Eliminating stupidity is easier than seeking brilliance.
Understand deeply. Don’t face complex issues head-on; first understand simple ideas deeply. Clear the clutter and expose what is really important. Be brutally honest about what you know and don’t know. Then see what’s missing, identify the gaps, and fill them in. Let go of bias, prejudice, and preconceived notions. There are degrees to understanding (it’s not just a yes-or-no proposition) and you can always heighten yours. Rock-solid understanding is the foundation for success.
Make mistakes. Fail to succeed. Intentionally get it wrong to inevitably get it even more right. Mistakes are great teachers — they highlight unforeseen opportunities and holes in your understanding. They also show you which way to turn next, and they ignite your imagination.

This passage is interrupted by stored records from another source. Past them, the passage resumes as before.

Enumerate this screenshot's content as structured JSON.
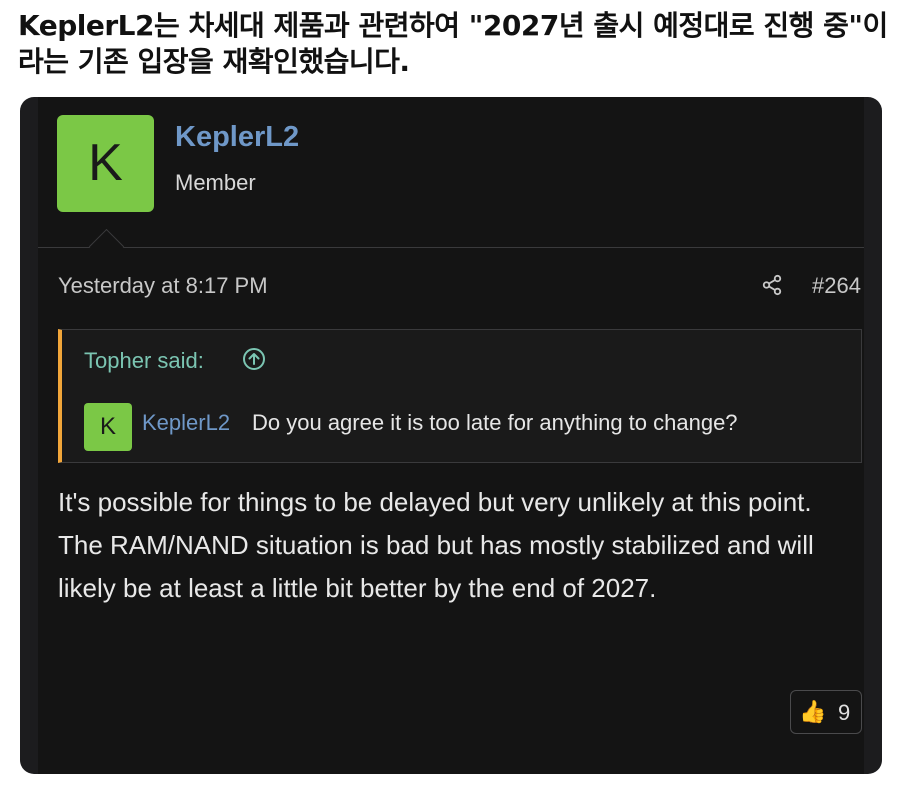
{
  "headline": "KeplerL2는 차세대 제품과 관련하여 \"2027년 출시 예정대로 진행 중\"이라는 기존 입장을 재확인했습니다.",
  "post": {
    "avatar_letter": "K",
    "username": "KeplerL2",
    "user_title": "Member",
    "date": "Yesterday at 8:17 PM",
    "post_number": "#264",
    "share_icon": "share-icon"
  },
  "quote": {
    "header": "Topher said:",
    "jump_icon": "arrow-up-circle-icon",
    "avatar_letter": "K",
    "user": "KeplerL2",
    "text": "Do you agree it is too late for anything to change?"
  },
  "body": {
    "text": "It's possible for things to be delayed but very unlikely at this point. The RAM/NAND situation is bad but has mostly stabilized and will likely be at least a little bit better by the end of 2027."
  },
  "reaction": {
    "icon": "thumbs-up-icon",
    "emoji": "👍",
    "count": "9"
  },
  "colors": {
    "accent_green": "#7bc846",
    "username_blue": "#6f98c8",
    "quote_border": "#f2a63a",
    "quote_header": "#7bc5b2"
  }
}
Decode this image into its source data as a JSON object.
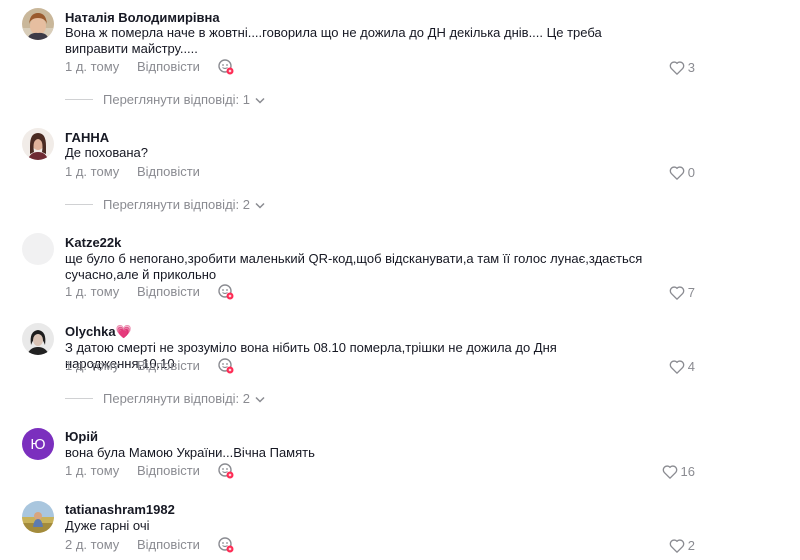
{
  "comments": [
    {
      "username": "Наталія Володимирівна",
      "text": "Вона ж померла наче в жовтні....говорила що не дожила до ДН декілька днів.... Це треба виправити майстру.....",
      "time": "1 д. тому",
      "reply_label": "Відповісти",
      "likes": "3",
      "view_replies": "Переглянути відповіді: 1",
      "avatar_icon": "photo-avatar"
    },
    {
      "username": "ГАННА",
      "text": "Де похована?",
      "time": "1 д. тому",
      "reply_label": "Відповісти",
      "likes": "0",
      "view_replies": "Переглянути відповіді: 2",
      "avatar_icon": "photo-avatar"
    },
    {
      "username": "Katze22k",
      "text": "ще було б непогано,зробити маленький QR-код,щоб відсканувати,а там її голос лунає,здається сучасно,але й прикольно",
      "time": "1 д. тому",
      "reply_label": "Відповісти",
      "likes": "7",
      "avatar_icon": "blank-avatar"
    },
    {
      "username": "Olychka💗",
      "text": "З датою смерті не зрозуміло вона нібить 08.10 померла,трішки не дожила до Дня народження,10.10",
      "time": "1 д. тому",
      "reply_label": "Відповісти",
      "likes": "4",
      "view_replies": "Переглянути відповіді: 2",
      "avatar_icon": "photo-avatar"
    },
    {
      "username": "Юрій",
      "text": "вона була Мамою України...Вічна Память",
      "time": "1 д. тому",
      "reply_label": "Відповісти",
      "likes": "16",
      "avatar_letter": "Ю",
      "avatar_color": "#7b2fbe"
    },
    {
      "username": "tatianashram1982",
      "text": "Дуже гарні очі",
      "time": "2 д. тому",
      "reply_label": "Відповісти",
      "likes": "2",
      "avatar_icon": "photo-avatar"
    }
  ],
  "colors": {
    "text_primary": "#161823",
    "text_secondary": "#8a8b91",
    "sticker_badge": "#fe2c55"
  }
}
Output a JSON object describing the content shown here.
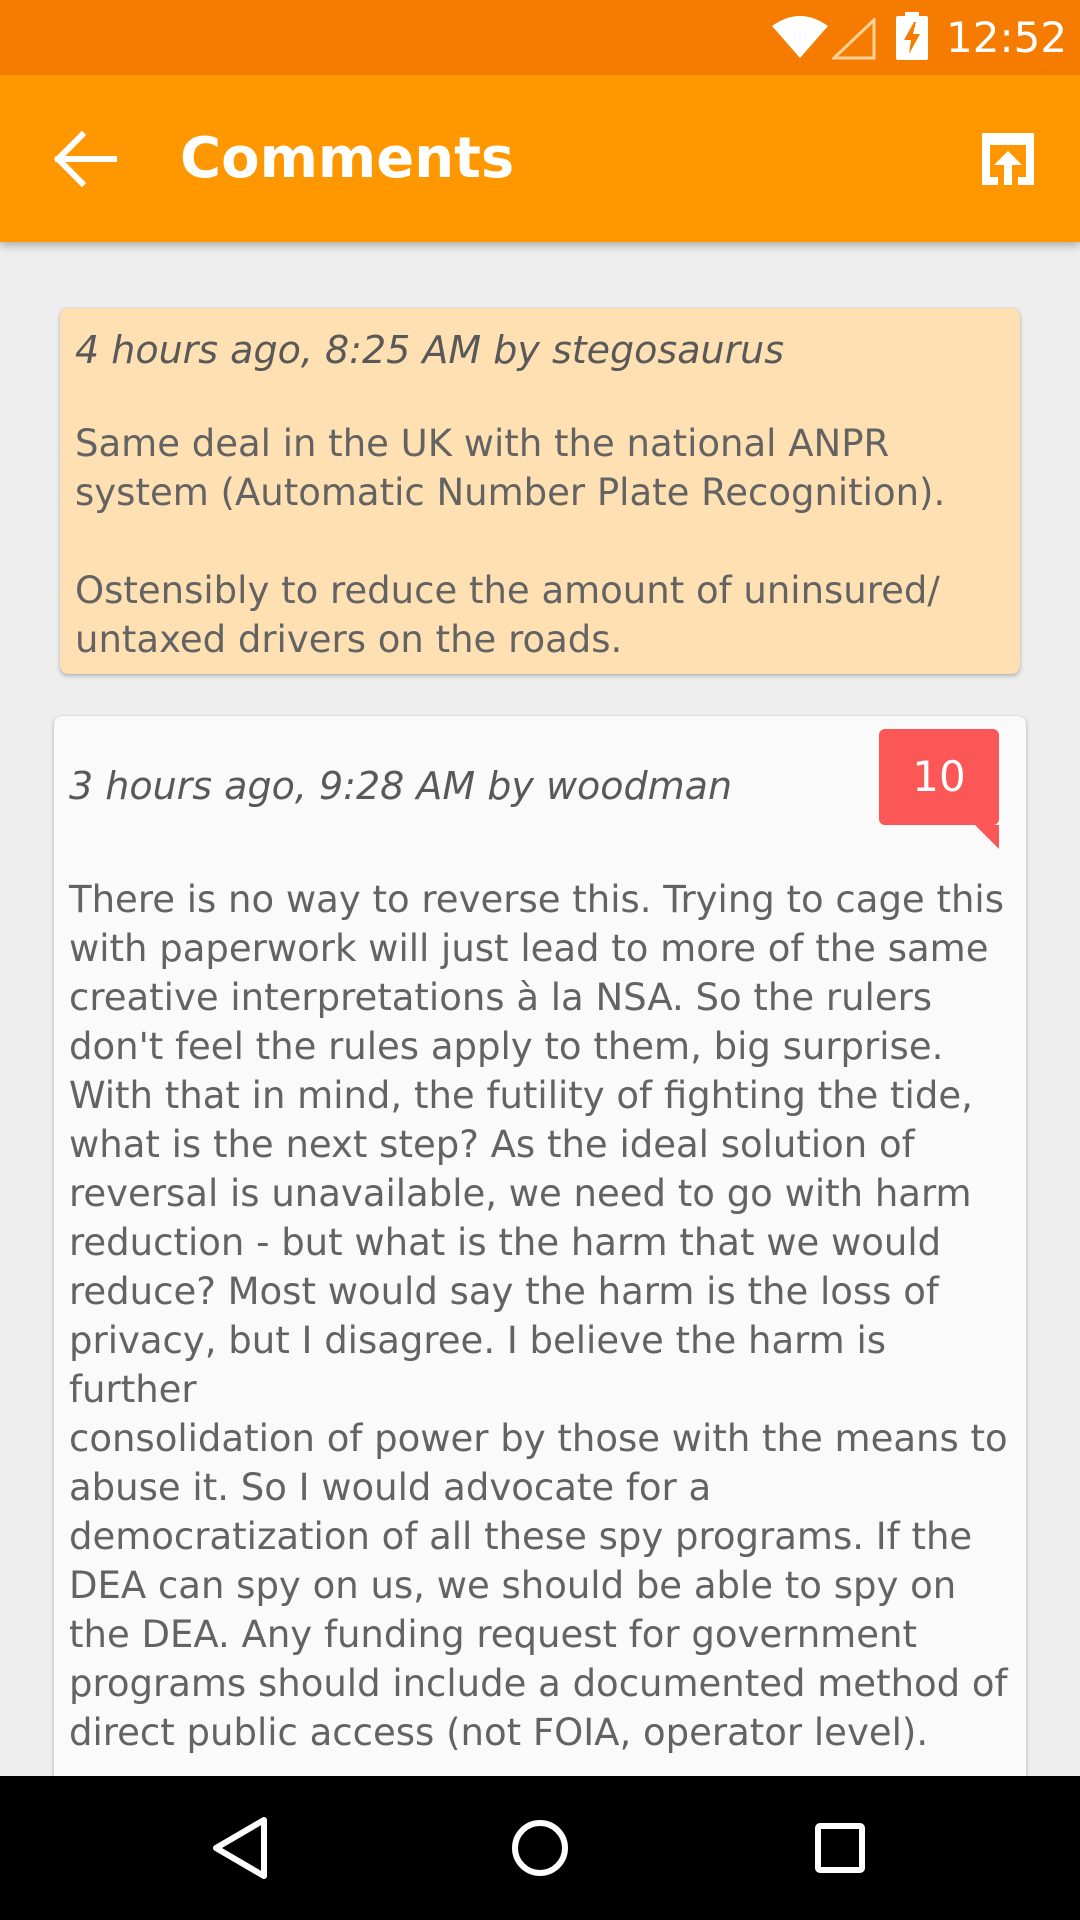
{
  "status_bar": {
    "time": "12:52",
    "icons": [
      "wifi-icon",
      "cell-signal-icon",
      "battery-charging-icon"
    ]
  },
  "app_bar": {
    "title": "Comments",
    "back_icon": "arrow-left-icon",
    "action_icon": "open-in-browser-icon"
  },
  "comments": [
    {
      "meta": "4 hours ago, 8:25 AM by stegosaurus",
      "body": "Same deal in the UK with the national ANPR\nsystem (Automatic Number Plate Recognition).\n\nOstensibly to reduce the amount of uninsured/\nuntaxed drivers on the roads.",
      "highlighted": true
    },
    {
      "meta": "3 hours ago, 9:28 AM by woodman",
      "score": "10",
      "body": "There is no way to reverse this. Trying to cage this\nwith paperwork will just lead to more of the same\ncreative interpretations à la NSA. So the rulers\ndon't feel the rules apply to them, big surprise.\nWith that in mind, the futility of fighting the tide,\nwhat is the next step? As the ideal solution of\nreversal is unavailable, we need to go with harm\nreduction - but what is the harm that we would\nreduce? Most would say the harm is the loss of\nprivacy, but I disagree. I believe the harm is further\nconsolidation of power by those with the means to\nabuse it. So I would advocate for a\ndemocratization of all these spy programs. If the\nDEA can spy on us, we should be able to spy on\nthe DEA. Any funding request for government\nprograms should include a documented method of\ndirect public access (not FOIA, operator level).\n\nIt is my contention the Constitution included the",
      "highlighted": false
    }
  ],
  "nav_bar": {
    "buttons": [
      "back-triangle-icon",
      "home-circle-icon",
      "recents-square-icon"
    ]
  },
  "colors": {
    "status_bar": "#f57c00",
    "app_bar": "#ff9800",
    "highlight_card": "#ffe0b2",
    "score_badge": "#fc5757",
    "background": "#eeeeee"
  }
}
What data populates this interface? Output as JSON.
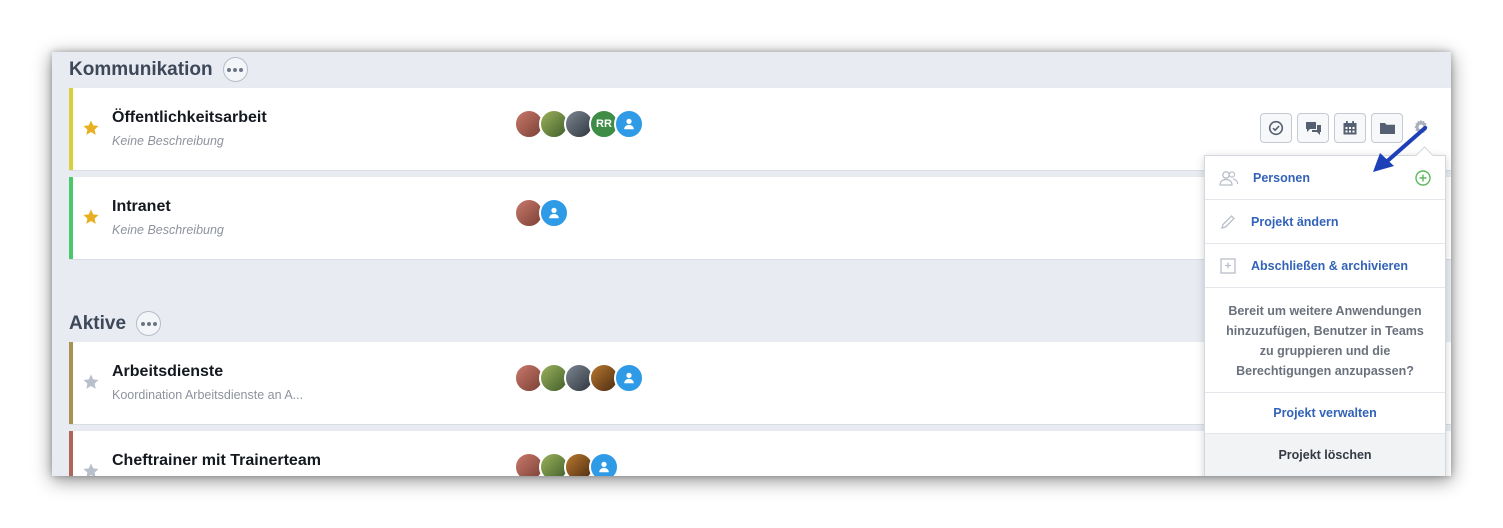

Raise questions. Constantly create questions to clarify and extend your understanding. What’s the real question? Working on the wrong questions can waste a lifetime. Ideas are in the air — the right questions will bring them out and help you see connections that otherwise would have been invisible.
Follow the flow of ideas. Look back to see where ideas came from and then look ahead to discover where those ideas may lead. A new idea is a beginning, not an end. Ideas are rare— milk them. Following the consequences of small ideas can result in big payoffs.
Change. The unchanging element is change— by mastering the first four elements, you can change the way you think and learn. You can always improve, grow, and extract more out of your education, yourself, and the way you live your life. Change is the universal constant that allows you to get the most out of living and learning.
can extract from human history a couple of principles. First, the principle that really isolated groups are at a disadvantage, because most groups get most of their ideas and innovations from the outside. Second, I also derive the principle of intermediate fragmentation: you don’t want excessive unity and you don’t want excessive fragmentation; instead, you want your human society or business to be broken up into a number of groups which compete with each other but which also maintain relatively free communication with each other. And those I see as the overall principles of how to organize a business and get rich.
Look for and study natural experiments, the more controlled, the better. I propose to try to learn from human history. Human history over the last 13,000 years comprises tens of thousands of different experiments. Each human society represents a different natural experiment in organizing human groups. Human societies have been organized very differently, and the outcomes have been very different. Some societies have been much more productive and innovative than others. What can we learn from these natural experiments of history that will help us all get rich? I propose to go over two batches of natural experiments that will give you insights into how to get rich.
Competition between human societies that are in contact with each other is what drives the invention of new technology and the continued availability of technology. Only in an isolated society, where there's no competition and no source of reintroduction, can one of these fads result in the permanent loss of a valuable technology.
The principle that really isolated groups are at a disadvantage, because most groups get most of their ideas and innovations from the outside. I also derive the principle of intermediate fragmentation: you don't want excessive unity and you don't want excessive fragmentation; instead, you want your human society or business to be broken up into a number of groups which compete with each other but which also maintain relatively free communication with each other. And those I see as the overall principles of how to organize a business and get rich.
Shine on you crazy diamond.
Published by: seanwing in notes